### What to produce:
Write out everything in the records exactly, apart from the pictures.

### Material for this task:
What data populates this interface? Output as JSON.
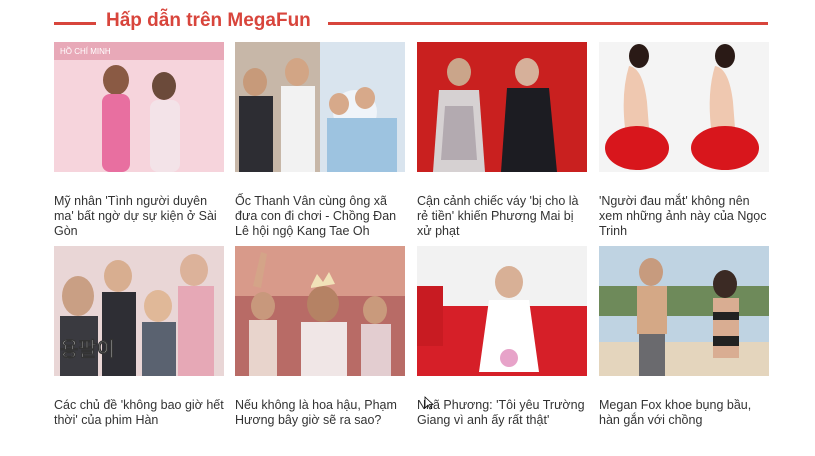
{
  "section": {
    "title": "Hấp dẫn trên MegaFun",
    "accent_color": "#d8453c"
  },
  "articles": [
    {
      "caption": "Mỹ nhân 'Tình người duyên ma' bất ngờ dự sự kiện ở Sài Gòn",
      "image_overlay": "HỒ CHÍ MINH"
    },
    {
      "caption": "Ốc Thanh Vân cùng ông xã đưa con đi chơi - Chồng Đan Lê hội ngộ Kang Tae Oh"
    },
    {
      "caption": "Cận cảnh chiếc váy 'bị cho là rẻ tiền' khiến Phương Mai bị xử phạt"
    },
    {
      "caption": "'Người đau mắt' không nên xem những ảnh này của Ngọc Trinh"
    },
    {
      "caption": "Các chủ đề 'không bao giờ hết thời' của phim Hàn",
      "image_overlay": "용팔이"
    },
    {
      "caption": "Nếu không là hoa hậu, Phạm Hương bây giờ sẽ ra sao?"
    },
    {
      "caption": "Nhã Phương: 'Tôi yêu Trường Giang vì anh ấy rất thật'"
    },
    {
      "caption": "Megan Fox khoe bụng bầu, hàn gắn với chồng"
    }
  ]
}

### Exercise output:
What data populates this interface? Output as JSON.
{
  "section": {
    "title": "Hấp dẫn trên MegaFun",
    "accent_color": "#d8453c"
  },
  "articles": [
    {
      "caption": "Mỹ nhân 'Tình người duyên ma' bất ngờ dự sự kiện ở Sài Gòn",
      "image_overlay": "HỒ CHÍ MINH"
    },
    {
      "caption": "Ốc Thanh Vân cùng ông xã đưa con đi chơi - Chồng Đan Lê hội ngộ Kang Tae Oh"
    },
    {
      "caption": "Cận cảnh chiếc váy 'bị cho là rẻ tiền' khiến Phương Mai bị xử phạt"
    },
    {
      "caption": "'Người đau mắt' không nên xem những ảnh này của Ngọc Trinh"
    },
    {
      "caption": "Các chủ đề 'không bao giờ hết thời' của phim Hàn",
      "image_overlay": "용팔이"
    },
    {
      "caption": "Nếu không là hoa hậu, Phạm Hương bây giờ sẽ ra sao?"
    },
    {
      "caption": "Nhã Phương: 'Tôi yêu Trường Giang vì anh ấy rất thật'"
    },
    {
      "caption": "Megan Fox khoe bụng bầu, hàn gắn với chồng"
    }
  ]
}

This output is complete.